● **Exercise prompt**:
The lines needed are those below that contain the word "Admin"; copy each one.

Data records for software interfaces
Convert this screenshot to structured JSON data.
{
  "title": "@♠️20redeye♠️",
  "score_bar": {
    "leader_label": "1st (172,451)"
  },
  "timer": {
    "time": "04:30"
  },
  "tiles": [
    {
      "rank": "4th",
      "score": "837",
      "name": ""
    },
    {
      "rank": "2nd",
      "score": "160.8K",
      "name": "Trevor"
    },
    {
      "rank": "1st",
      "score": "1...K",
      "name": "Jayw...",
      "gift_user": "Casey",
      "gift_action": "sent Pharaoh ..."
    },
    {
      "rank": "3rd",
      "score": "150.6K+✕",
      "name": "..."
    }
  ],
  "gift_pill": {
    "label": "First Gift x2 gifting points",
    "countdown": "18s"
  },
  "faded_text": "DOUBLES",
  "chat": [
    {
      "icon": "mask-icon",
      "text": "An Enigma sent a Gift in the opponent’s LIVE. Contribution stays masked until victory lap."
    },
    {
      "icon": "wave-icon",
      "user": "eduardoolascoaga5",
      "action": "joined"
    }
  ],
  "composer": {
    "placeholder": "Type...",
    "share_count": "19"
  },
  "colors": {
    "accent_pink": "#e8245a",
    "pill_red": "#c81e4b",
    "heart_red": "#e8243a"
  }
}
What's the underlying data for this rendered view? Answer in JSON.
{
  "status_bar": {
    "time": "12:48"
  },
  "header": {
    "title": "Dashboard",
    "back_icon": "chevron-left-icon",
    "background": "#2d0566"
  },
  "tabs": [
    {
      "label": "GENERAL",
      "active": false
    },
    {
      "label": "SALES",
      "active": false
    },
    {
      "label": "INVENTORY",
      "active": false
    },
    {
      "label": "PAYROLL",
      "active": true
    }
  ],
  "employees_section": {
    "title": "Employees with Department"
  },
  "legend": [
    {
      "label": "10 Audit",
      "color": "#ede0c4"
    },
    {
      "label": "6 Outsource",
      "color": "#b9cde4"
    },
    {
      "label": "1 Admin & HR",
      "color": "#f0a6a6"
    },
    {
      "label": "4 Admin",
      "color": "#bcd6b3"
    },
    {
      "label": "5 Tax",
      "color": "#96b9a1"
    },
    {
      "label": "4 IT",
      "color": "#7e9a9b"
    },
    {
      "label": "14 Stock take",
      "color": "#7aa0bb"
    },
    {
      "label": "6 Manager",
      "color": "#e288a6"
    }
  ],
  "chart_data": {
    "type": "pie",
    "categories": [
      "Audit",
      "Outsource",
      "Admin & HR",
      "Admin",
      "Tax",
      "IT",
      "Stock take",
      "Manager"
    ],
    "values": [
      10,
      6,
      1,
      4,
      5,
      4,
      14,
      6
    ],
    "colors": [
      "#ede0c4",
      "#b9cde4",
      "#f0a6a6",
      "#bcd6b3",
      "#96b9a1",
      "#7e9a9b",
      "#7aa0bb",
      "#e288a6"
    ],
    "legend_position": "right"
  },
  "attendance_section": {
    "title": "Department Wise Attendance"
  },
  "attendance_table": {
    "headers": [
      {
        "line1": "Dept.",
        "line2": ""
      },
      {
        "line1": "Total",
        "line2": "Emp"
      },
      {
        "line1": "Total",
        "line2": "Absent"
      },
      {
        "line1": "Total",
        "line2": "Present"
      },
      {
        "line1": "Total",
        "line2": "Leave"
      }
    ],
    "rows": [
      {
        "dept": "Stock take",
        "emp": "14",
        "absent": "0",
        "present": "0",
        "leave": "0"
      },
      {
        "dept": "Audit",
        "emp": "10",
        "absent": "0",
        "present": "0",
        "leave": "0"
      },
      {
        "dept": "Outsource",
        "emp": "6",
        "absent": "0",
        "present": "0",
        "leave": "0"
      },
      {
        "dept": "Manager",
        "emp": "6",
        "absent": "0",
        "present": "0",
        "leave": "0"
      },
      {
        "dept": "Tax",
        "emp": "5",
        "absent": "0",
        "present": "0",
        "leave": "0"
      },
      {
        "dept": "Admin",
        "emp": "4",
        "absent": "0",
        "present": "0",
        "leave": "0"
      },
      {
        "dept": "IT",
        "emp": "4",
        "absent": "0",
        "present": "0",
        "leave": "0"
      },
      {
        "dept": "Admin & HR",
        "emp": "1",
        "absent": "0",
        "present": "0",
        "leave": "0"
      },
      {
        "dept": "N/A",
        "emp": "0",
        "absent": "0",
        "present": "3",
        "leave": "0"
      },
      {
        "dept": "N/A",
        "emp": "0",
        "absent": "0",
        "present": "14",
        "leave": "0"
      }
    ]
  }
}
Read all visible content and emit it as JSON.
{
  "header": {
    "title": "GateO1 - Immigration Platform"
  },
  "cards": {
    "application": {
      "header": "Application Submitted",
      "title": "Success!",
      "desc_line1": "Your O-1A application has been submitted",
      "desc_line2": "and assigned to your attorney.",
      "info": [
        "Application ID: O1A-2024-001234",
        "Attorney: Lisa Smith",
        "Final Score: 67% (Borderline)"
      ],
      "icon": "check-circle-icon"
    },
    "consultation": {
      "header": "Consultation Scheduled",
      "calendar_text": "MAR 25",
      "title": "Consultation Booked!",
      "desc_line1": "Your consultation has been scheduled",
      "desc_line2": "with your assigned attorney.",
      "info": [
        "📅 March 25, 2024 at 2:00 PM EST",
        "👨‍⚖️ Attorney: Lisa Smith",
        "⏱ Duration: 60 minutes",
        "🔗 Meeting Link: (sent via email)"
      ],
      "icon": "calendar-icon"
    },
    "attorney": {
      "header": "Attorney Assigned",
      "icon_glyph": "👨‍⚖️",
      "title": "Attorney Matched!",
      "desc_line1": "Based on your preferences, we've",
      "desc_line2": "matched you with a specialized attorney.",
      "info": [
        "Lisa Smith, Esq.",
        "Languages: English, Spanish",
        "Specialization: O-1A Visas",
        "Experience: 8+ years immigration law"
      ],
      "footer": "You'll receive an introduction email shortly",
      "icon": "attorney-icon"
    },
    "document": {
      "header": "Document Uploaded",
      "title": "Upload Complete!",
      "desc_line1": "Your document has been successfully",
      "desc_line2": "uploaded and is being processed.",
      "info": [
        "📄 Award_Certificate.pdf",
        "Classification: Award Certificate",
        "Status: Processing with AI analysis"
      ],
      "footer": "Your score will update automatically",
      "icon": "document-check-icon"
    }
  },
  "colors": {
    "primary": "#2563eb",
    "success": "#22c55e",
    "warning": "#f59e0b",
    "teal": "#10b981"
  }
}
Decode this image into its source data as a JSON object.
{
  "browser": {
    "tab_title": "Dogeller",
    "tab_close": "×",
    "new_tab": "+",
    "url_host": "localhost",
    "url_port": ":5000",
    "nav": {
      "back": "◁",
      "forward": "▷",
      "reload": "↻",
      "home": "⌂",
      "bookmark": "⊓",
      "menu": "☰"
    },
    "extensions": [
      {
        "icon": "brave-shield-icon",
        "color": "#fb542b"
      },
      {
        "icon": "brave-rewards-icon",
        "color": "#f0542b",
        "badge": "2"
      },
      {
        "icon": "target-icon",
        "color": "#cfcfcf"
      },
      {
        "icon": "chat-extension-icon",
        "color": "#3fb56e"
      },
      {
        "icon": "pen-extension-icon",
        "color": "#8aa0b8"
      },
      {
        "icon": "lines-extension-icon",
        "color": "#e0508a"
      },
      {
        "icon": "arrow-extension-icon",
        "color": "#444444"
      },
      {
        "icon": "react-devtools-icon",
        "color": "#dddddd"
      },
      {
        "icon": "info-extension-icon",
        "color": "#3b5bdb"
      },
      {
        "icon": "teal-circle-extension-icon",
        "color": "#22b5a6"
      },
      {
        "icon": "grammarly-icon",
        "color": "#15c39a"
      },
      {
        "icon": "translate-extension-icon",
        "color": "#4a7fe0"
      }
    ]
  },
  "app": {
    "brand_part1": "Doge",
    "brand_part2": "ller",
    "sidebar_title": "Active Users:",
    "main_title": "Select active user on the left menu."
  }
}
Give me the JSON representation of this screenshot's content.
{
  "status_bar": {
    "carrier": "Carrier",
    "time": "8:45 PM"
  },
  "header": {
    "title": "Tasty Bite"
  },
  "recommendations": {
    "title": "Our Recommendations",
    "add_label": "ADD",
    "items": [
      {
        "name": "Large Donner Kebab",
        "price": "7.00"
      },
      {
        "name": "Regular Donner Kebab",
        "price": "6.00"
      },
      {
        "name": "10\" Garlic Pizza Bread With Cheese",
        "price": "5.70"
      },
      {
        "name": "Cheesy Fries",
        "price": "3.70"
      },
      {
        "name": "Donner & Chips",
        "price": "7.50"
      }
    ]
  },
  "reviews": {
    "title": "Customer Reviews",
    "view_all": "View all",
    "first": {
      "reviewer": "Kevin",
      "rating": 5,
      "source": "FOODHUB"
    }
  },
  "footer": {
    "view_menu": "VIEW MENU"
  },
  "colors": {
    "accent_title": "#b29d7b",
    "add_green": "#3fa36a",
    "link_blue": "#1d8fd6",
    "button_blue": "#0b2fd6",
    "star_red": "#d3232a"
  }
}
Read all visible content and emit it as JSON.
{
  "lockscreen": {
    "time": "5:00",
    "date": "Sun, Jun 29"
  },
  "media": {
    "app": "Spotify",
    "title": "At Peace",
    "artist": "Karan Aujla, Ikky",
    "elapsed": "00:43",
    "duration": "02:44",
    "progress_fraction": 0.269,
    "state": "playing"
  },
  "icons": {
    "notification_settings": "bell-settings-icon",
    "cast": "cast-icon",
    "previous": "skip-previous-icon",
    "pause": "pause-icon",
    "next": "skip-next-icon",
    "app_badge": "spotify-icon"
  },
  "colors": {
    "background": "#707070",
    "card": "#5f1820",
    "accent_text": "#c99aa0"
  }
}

● **Exercise solution**:
      "label": "1 Admin & HR",
      "label": "4 Admin",
      "Admin & HR",
      "Admin",
        "dept": "Admin",
        "dept": "Admin & HR",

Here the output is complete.